Update on HOPA’s Health Policy Activities
Jordan Wildermuth, MSW
HOPA Health Policy and Advocacy Manager
Various attempts to repeal and replace the Affordable Care Act (ACA) delayed deliberation on all other healthcare legislation for most of the summer. Although the House managed to pass legislation to repeal the ACA in May, the Senate was unsuccessful in its efforts. Before leaving for summer recess, the Senate introduced a scaled-down repeal bill (dubbed the “skinny repeal”), which would roll back the ACA’s individual and employer mandates as well as the tax on medical devices. The measure did not receive enough votes to pass, leaving the future of the repeal–and-replace effort up in the air. Although conversation about next steps in the effort is continuing, Congress has pivoted from health care to the issues of tax reform and appropriations for fiscal year (FY) 2018.
FDA Reauthorization Act of 2017
On August 3, Congress passed the FDA [Food and Drug Administration] Reauthorization Act of 2017, reauthorizing the prescription drug, generic drug, medical device, and biosimilar user-fee programs through 2022. The Congressional Budget Office estimates that the new bill will generate $9 billion in fees—$8 billion for drugs and $1 billion for devices—between 2018 and 2022. The fees collected through the program are used to pay for the regulatory review of new medicines, with the intent of speeding up the approval process. HOPA has been monitoring the progress of the bill because it includes provisions pertaining to user fees for biosimilars. The final bill
- eliminates fees for supplements to biosimilar applications and biosimilar manufacturing facilities
- assesses holders of approved applications for biosimilars with an annual fee
- sets the annual amount of revenue that must be generated by fees
- extends through FY 2022 programs, policies (including Critical Path Public-Private Partnerships), and support for the development of medical products for rare conditions.
The Trickett Wendler Right to Try Act (H.R. 878/S. 204) sponsored by Senator Ron Johnson (R-Wis.), which allows people facing life-threatening diseases access to unapproved experimental drugs, was passed on the same day that the FDA Reauthorization Act was passed. The legislation prohibits the government from restricting access to medications that have undergone only preliminary testing in humans. Patients first would have to try all other available treatments and be unable to participate in clinical trials. The final version of the bill incorporates compromises made following a previous version, which faced scrutiny because it barred the FDA from considering any information on safety problems as part of its approval process for a drug falling under the right-to-try rubric.

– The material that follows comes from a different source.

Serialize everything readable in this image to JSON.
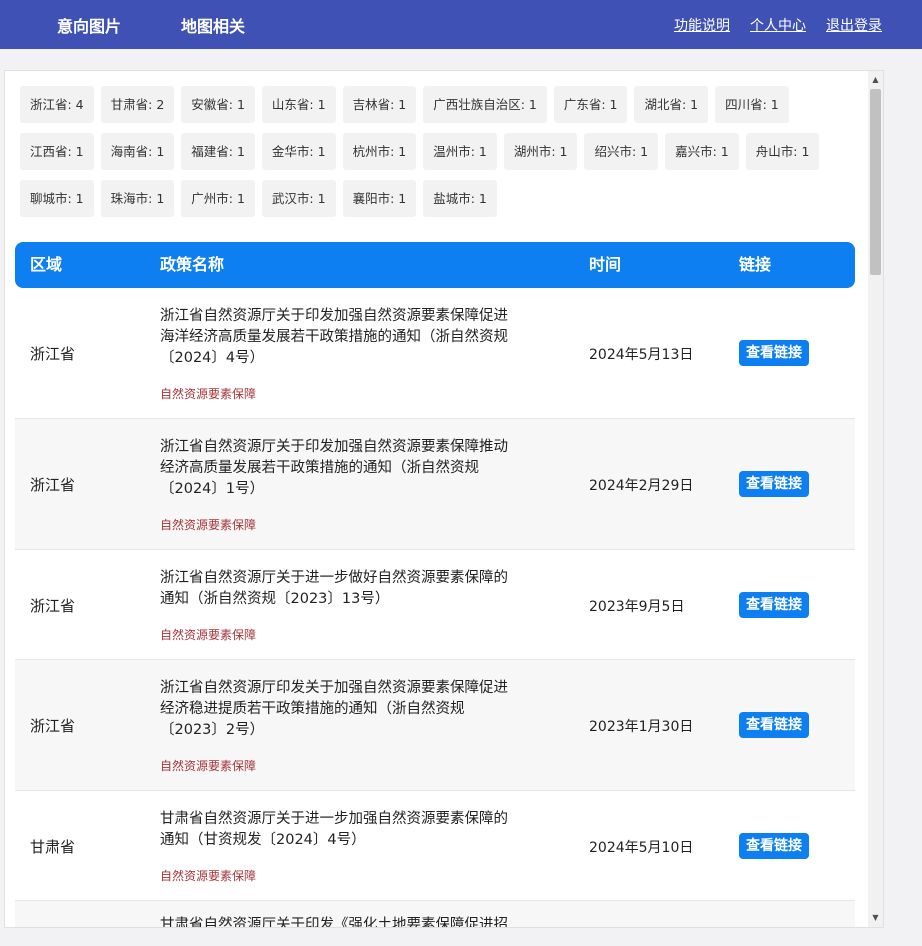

The latest version was modified to allow the agency to consider such information if it is critical to determining whether the drug meets the agency’s safety standards.

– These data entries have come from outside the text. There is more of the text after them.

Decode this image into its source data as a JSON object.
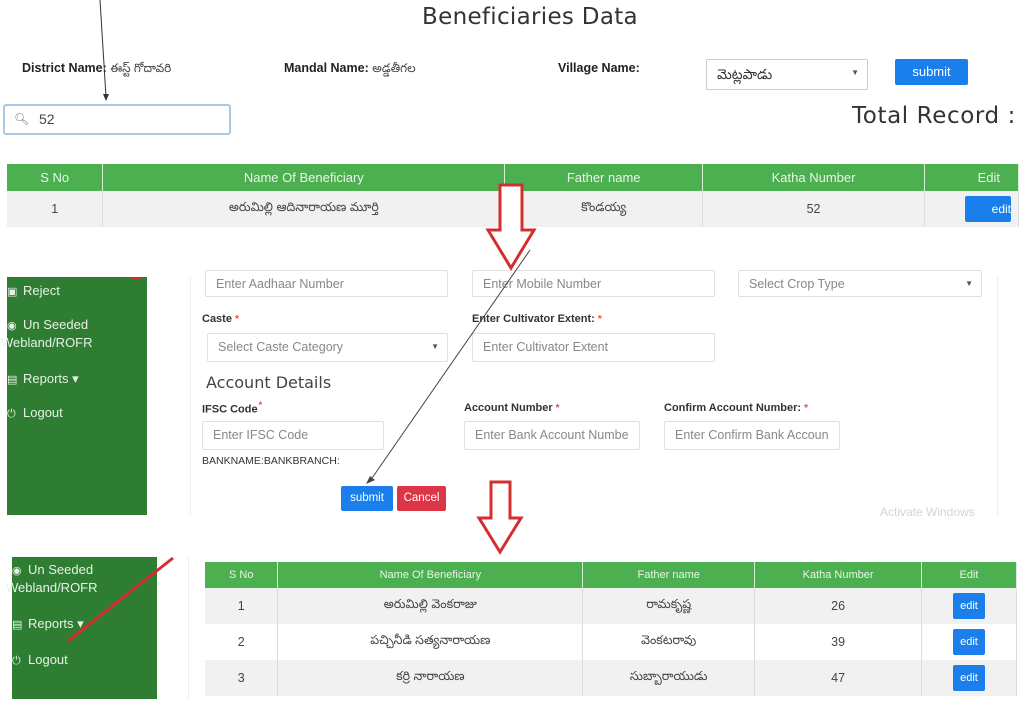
{
  "search_panel": {
    "title": "Beneficiaries Data",
    "district_label": "District Name:",
    "district_value": "ఈస్ట్ గోదావరి",
    "mandal_label": "Mandal Name:",
    "mandal_value": "అడ్డతీగల",
    "village_label": "Village Name:",
    "village_selected": "మెట్లపాడు",
    "submit_label": "submit",
    "search_value": "52",
    "total_record_label": "Total Record :",
    "table": {
      "headers": [
        "S No",
        "Name Of Beneficiary",
        "Father name",
        "Katha Number",
        "Edit"
      ],
      "rows": [
        {
          "sno": "1",
          "name": "అరుమిల్లి ఆదినారాయణ మూర్తి",
          "father": "కొండయ్య",
          "katha": "52",
          "edit": "edit"
        }
      ]
    }
  },
  "edit_form": {
    "sidebar": [
      {
        "icon": "list-icon",
        "glyph": "▣",
        "label": "Reject"
      },
      {
        "icon": "circle-icon",
        "glyph": "◉",
        "label": "Un Seeded"
      },
      {
        "icon": "",
        "glyph": "",
        "label": "Webland/ROFR"
      },
      {
        "icon": "report-icon",
        "glyph": "▤",
        "label": "Reports ▾"
      },
      {
        "icon": "power-icon",
        "glyph": "⏻",
        "label": "Logout"
      }
    ],
    "aadhaar_placeholder": "Enter Aadhaar Number",
    "mobile_placeholder": "Enter Mobile Number",
    "crop_type_placeholder": "Select Crop Type",
    "caste_label": "Caste",
    "caste_placeholder": "Select Caste Category",
    "cultivator_extent_label": "Enter Cultivator Extent:",
    "cultivator_extent_placeholder": "Enter Cultivator Extent",
    "account_section_title": "Account Details",
    "ifsc_label": "IFSC Code",
    "ifsc_placeholder": "Enter IFSC Code",
    "account_number_label": "Account Number",
    "account_number_placeholder": "Enter Bank Account Numbe",
    "confirm_account_label": "Confirm Account Number:",
    "confirm_account_placeholder": "Enter Confirm Bank Accoun",
    "bank_info": "BANKNAME:BANKBRANCH:",
    "submit_label": "submit",
    "cancel_label": "Cancel",
    "required_mark": "*",
    "watermark": "Activate Windows"
  },
  "results_panel": {
    "sidebar": [
      {
        "icon": "circle-icon",
        "glyph": "◉",
        "label": "Un Seeded"
      },
      {
        "icon": "",
        "glyph": "",
        "label": "Webland/ROFR"
      },
      {
        "icon": "report-icon",
        "glyph": "▤",
        "label": "Reports ▾"
      },
      {
        "icon": "power-icon",
        "glyph": "⏻",
        "label": "Logout"
      }
    ],
    "table": {
      "headers": [
        "S No",
        "Name Of Beneficiary",
        "Father name",
        "Katha Number",
        "Edit"
      ],
      "rows": [
        {
          "sno": "1",
          "name": "అరుమిల్లి వెంకరాజు",
          "father": "రామకృష్ణ",
          "katha": "26",
          "edit": "edit"
        },
        {
          "sno": "2",
          "name": "పచ్చినీడి సత్యనారాయణ",
          "father": "వెంకటరావు",
          "katha": "39",
          "edit": "edit"
        },
        {
          "sno": "3",
          "name": "కర్రి నారాయణ",
          "father": "సుబ్బారాయుడు",
          "katha": "47",
          "edit": "edit"
        }
      ]
    }
  },
  "colors": {
    "header_green": "#4caf50",
    "sidebar_green": "#2e7d32",
    "primary_blue": "#1a7fea",
    "danger_red": "#dc3545",
    "annotation_red": "#d32f2f"
  }
}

FY 2018 Appropriations
The House Appropriations Committee has passed a FY 2018 Labor, Health and Human Services, and Education (LHHS) spending measure, which contains funding for programs of interest to HOPA. Funding includes $35 billion for the National Institutes of Health (a $1.1 billion increase), $5.77 billion for the National Cancer Institute (an $82 million increase), and $300 million for the Cancer Moonshot Initiative. The Senate is expected to release its FY 2018 LHHS bill when it returns in September from the summer recess. HOPA continues to work with the entire cancer community to maintain and expand U.S. investments in research for cancer treatment to ensure that new innovations are possible.
Cancer Drug Coverage Act
In early July 2017, HOPA joined members of the Patients Equal Access Coalition and met with staff members in 18 Senate offices to solicit support for a Senate companion oral parity bill. The House bill was reintroduced in March and requires any health plan that provides coverage for cancer chemotherapy treatment to provide coverage for self-administered anticancer medication at a cost no less favorable than the cost of intravenous, port-administered, and injected anticancer medications.
HOPA has also initiated a state advocacy program working with the State Patients Equal Access Coalition. To date, 43 states have passed and implemented oral parity laws. HOPA is continuing its work to mobilize members in Michigan, North Carolina, and Tennessee to participate in these efforts and is working with HOPA members in New Jersey to support a bill that caps out-of-pocket spending on prescription drugs.
The number of House and Senate cosponsors of the Pharmacy and Medically Underserved Areas Enhancement Act (H.R. 592/S. 314) continues to grow. HOPA’s visits with legislators on HOPA Hill Day in May garnered 11 additional cosponsors in the House and 1 in the Senate. The number of cosponsors has now crossed the two-thirds threshold among Republicans on the House Committee on Energy and Commerce that is required to bring a bill up for consideration. The Patient Access to Pharmacists’ Care Coalition implemented a summer media strategy consisting of digital and radio advertising.
HOPA will continue to monitor activity relating to repeal and replacement of the Affordable Care Act and to thoughtfully assess any legislation and coalitions that bear directly on HOPA’s mission and public policy agenda. HOPA has decided not to prioritize taking a position on repeal-and-replace legislation but instead to remain focused on securing provider status for pharmacists and seeing that patients have access to oral chemotherapy at a rate no less favorable than that for intravenous chemotherapy.